-- Opening Marker --
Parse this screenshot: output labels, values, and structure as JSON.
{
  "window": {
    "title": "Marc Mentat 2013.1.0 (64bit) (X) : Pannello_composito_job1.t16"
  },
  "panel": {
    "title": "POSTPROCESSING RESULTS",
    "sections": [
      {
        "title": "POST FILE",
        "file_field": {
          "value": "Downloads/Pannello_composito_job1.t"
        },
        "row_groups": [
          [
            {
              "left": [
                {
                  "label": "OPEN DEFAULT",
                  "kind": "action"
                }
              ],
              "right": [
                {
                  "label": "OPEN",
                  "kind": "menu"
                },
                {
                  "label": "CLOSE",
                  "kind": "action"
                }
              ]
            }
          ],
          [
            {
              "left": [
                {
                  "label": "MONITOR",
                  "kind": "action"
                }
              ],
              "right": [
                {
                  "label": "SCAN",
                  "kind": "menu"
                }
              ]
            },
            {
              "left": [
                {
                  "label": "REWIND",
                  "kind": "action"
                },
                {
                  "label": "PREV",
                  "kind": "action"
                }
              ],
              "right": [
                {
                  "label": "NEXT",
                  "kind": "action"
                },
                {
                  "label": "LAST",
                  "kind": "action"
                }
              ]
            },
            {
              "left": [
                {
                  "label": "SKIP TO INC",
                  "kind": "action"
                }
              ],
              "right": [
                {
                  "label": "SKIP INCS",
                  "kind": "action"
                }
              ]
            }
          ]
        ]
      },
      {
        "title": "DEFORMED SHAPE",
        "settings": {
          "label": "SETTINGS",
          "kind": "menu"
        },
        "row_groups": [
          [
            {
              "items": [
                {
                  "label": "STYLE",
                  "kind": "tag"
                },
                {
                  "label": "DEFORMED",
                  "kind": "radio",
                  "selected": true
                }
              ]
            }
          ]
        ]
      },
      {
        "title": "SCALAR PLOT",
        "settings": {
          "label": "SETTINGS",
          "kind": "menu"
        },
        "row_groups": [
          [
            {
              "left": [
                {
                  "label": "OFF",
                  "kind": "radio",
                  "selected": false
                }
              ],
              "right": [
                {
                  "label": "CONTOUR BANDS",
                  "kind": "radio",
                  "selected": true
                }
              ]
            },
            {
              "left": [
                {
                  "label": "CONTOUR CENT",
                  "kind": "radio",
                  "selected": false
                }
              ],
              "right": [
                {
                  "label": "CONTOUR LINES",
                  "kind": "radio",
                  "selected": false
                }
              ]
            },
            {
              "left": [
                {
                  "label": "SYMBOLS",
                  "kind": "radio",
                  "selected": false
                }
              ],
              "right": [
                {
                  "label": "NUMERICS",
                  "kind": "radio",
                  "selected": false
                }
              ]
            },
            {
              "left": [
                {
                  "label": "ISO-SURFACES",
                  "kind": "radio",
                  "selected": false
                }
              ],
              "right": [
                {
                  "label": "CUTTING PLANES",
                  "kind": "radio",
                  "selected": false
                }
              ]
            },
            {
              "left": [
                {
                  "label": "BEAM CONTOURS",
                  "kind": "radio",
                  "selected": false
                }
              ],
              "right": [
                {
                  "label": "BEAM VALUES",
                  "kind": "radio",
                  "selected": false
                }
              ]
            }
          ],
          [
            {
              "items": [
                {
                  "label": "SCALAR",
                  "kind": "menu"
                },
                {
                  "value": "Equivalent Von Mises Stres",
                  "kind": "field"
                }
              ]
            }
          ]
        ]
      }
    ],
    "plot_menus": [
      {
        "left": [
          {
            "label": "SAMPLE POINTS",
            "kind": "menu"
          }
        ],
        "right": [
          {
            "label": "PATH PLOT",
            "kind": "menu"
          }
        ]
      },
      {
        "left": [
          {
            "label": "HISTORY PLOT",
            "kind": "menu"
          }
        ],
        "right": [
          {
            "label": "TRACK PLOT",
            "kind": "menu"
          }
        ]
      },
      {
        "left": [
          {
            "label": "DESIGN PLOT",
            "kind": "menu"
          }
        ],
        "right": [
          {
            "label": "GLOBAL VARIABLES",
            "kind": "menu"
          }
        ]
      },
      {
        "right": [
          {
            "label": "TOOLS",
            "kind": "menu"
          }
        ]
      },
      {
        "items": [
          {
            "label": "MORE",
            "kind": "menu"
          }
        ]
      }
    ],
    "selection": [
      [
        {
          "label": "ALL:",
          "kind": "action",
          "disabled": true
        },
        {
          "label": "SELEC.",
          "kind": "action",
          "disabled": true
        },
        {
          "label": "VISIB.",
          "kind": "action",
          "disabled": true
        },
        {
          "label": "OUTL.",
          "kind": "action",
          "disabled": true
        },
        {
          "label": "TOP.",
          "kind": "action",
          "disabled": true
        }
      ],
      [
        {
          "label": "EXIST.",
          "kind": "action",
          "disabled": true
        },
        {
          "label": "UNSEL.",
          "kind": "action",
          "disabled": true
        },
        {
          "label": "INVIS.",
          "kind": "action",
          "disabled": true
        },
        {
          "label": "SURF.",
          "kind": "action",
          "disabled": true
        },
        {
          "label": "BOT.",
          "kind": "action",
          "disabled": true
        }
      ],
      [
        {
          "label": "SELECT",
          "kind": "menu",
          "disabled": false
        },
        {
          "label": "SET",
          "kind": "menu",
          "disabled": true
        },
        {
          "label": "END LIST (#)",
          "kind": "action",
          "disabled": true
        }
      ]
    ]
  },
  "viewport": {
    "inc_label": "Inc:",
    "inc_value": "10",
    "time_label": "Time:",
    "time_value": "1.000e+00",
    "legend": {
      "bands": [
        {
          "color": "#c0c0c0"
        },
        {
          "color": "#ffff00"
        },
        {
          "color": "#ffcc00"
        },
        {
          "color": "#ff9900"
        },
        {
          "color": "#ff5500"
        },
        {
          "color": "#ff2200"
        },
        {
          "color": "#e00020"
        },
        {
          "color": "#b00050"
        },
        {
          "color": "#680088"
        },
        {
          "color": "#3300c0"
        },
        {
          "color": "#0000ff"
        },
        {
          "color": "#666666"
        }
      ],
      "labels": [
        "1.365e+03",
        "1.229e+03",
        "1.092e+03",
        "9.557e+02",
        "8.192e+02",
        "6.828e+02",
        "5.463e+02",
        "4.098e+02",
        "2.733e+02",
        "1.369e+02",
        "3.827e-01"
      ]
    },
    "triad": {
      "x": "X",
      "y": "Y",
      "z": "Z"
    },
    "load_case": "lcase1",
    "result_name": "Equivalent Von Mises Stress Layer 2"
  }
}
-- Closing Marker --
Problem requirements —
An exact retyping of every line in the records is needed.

Task answer —
Parse this screenshot: output labels, values, and structure as JSON.
{
  "window": {
    "title": "Marc Mentat 2013.1.0 (64bit) (X) : Pannello_composito_job1.t16"
  },
  "panel": {
    "title": "POSTPROCESSING RESULTS",
    "sections": [
      {
        "title": "POST FILE",
        "file_field": {
          "value": "Downloads/Pannello_composito_job1.t"
        },
        "row_groups": [
          [
            {
              "left": [
                {
                  "label": "OPEN DEFAULT",
                  "kind": "action"
                }
              ],
              "right": [
                {
                  "label": "OPEN",
                  "kind": "menu"
                },
                {
                  "label": "CLOSE",
                  "kind": "action"
                }
              ]
            }
          ],
          [
            {
              "left": [
                {
                  "label": "MONITOR",
                  "kind": "action"
                }
              ],
              "right": [
                {
                  "label": "SCAN",
                  "kind": "menu"
                }
              ]
            },
            {
              "left": [
                {
                  "label": "REWIND",
                  "kind": "action"
                },
                {
                  "label": "PREV",
                  "kind": "action"
                }
              ],
              "right": [
                {
                  "label": "NEXT",
                  "kind": "action"
                },
                {
                  "label": "LAST",
                  "kind": "action"
                }
              ]
            },
            {
              "left": [
                {
                  "label": "SKIP TO INC",
                  "kind": "action"
                }
              ],
              "right": [
                {
                  "label": "SKIP INCS",
                  "kind": "action"
                }
              ]
            }
          ]
        ]
      },
      {
        "title": "DEFORMED SHAPE",
        "settings": {
          "label": "SETTINGS",
          "kind": "menu"
        },
        "row_groups": [
          [
            {
              "items": [
                {
                  "label": "STYLE",
                  "kind": "tag"
                },
                {
                  "label": "DEFORMED",
                  "kind": "radio",
                  "selected": true
                }
              ]
            }
          ]
        ]
      },
      {
        "title": "SCALAR PLOT",
        "settings": {
          "label": "SETTINGS",
          "kind": "menu"
        },
        "row_groups": [
          [
            {
              "left": [
                {
                  "label": "OFF",
                  "kind": "radio",
                  "selected": false
                }
              ],
              "right": [
                {
                  "label": "CONTOUR BANDS",
                  "kind": "radio",
                  "selected": true
                }
              ]
            },
            {
              "left": [
                {
                  "label": "CONTOUR CENT",
                  "kind": "radio",
                  "selected": false
                }
              ],
              "right": [
                {
                  "label": "CONTOUR LINES",
                  "kind": "radio",
                  "selected": false
                }
              ]
            },
            {
              "left": [
                {
                  "label": "SYMBOLS",
                  "kind": "radio",
                  "selected": false
                }
              ],
              "right": [
                {
                  "label": "NUMERICS",
                  "kind": "radio",
                  "selected": false
                }
              ]
            },
            {
              "left": [
                {
                  "label": "ISO-SURFACES",
                  "kind": "radio",
                  "selected": false
                }
              ],
              "right": [
                {
                  "label": "CUTTING PLANES",
                  "kind": "radio",
                  "selected": false
                }
              ]
            },
            {
              "left": [
                {
                  "label": "BEAM CONTOURS",
                  "kind": "radio",
                  "selected": false
                }
              ],
              "right": [
                {
                  "label": "BEAM VALUES",
                  "kind": "radio",
                  "selected": false
                }
              ]
            }
          ],
          [
            {
              "items": [
                {
                  "label": "SCALAR",
                  "kind": "menu"
                },
                {
                  "value": "Equivalent Von Mises Stres",
                  "kind": "field"
                }
              ]
            }
          ]
        ]
      }
    ],
    "plot_menus": [
      {
        "left": [
          {
            "label": "SAMPLE POINTS",
            "kind": "menu"
          }
        ],
        "right": [
          {
            "label": "PATH PLOT",
            "kind": "menu"
          }
        ]
      },
      {
        "left": [
          {
            "label": "HISTORY PLOT",
            "kind": "menu"
          }
        ],
        "right": [
          {
            "label": "TRACK PLOT",
            "kind": "menu"
          }
        ]
      },
      {
        "left": [
          {
            "label": "DESIGN PLOT",
            "kind": "menu"
          }
        ],
        "right": [
          {
            "label": "GLOBAL VARIABLES",
            "kind": "menu"
          }
        ]
      },
      {
        "right": [
          {
            "label": "TOOLS",
            "kind": "menu"
          }
        ]
      },
      {
        "items": [
          {
            "label": "MORE",
            "kind": "menu"
          }
        ]
      }
    ],
    "selection": [
      [
        {
          "label": "ALL:",
          "kind": "action",
          "disabled": true
        },
        {
          "label": "SELEC.",
          "kind": "action",
          "disabled": true
        },
        {
          "label": "VISIB.",
          "kind": "action",
          "disabled": true
        },
        {
          "label": "OUTL.",
          "kind": "action",
          "disabled": true
        },
        {
          "label": "TOP.",
          "kind": "action",
          "disabled": true
        }
      ],
      [
        {
          "label": "EXIST.",
          "kind": "action",
          "disabled": true
        },
        {
          "label": "UNSEL.",
          "kind": "action",
          "disabled": true
        },
        {
          "label": "INVIS.",
          "kind": "action",
          "disabled": true
        },
        {
          "label": "SURF.",
          "kind": "action",
          "disabled": true
        },
        {
          "label": "BOT.",
          "kind": "action",
          "disabled": true
        }
      ],
      [
        {
          "label": "SELECT",
          "kind": "menu",
          "disabled": false
        },
        {
          "label": "SET",
          "kind": "menu",
          "disabled": true
        },
        {
          "label": "END LIST (#)",
          "kind": "action",
          "disabled": true
        }
      ]
    ]
  },
  "viewport": {
    "inc_label": "Inc:",
    "inc_value": "10",
    "time_label": "Time:",
    "time_value": "1.000e+00",
    "legend": {
      "bands": [
        {
          "color": "#c0c0c0"
        },
        {
          "color": "#ffff00"
        },
        {
          "color": "#ffcc00"
        },
        {
          "color": "#ff9900"
        },
        {
          "color": "#ff5500"
        },
        {
          "color": "#ff2200"
        },
        {
          "color": "#e00020"
        },
        {
          "color": "#b00050"
        },
        {
          "color": "#680088"
        },
        {
          "color": "#3300c0"
        },
        {
          "color": "#0000ff"
        },
        {
          "color": "#666666"
        }
      ],
      "labels": [
        "1.365e+03",
        "1.229e+03",
        "1.092e+03",
        "9.557e+02",
        "8.192e+02",
        "6.828e+02",
        "5.463e+02",
        "4.098e+02",
        "2.733e+02",
        "1.369e+02",
        "3.827e-01"
      ]
    },
    "triad": {
      "x": "X",
      "y": "Y",
      "z": "Z"
    },
    "load_case": "lcase1",
    "result_name": "Equivalent Von Mises Stress Layer 2"
  }
}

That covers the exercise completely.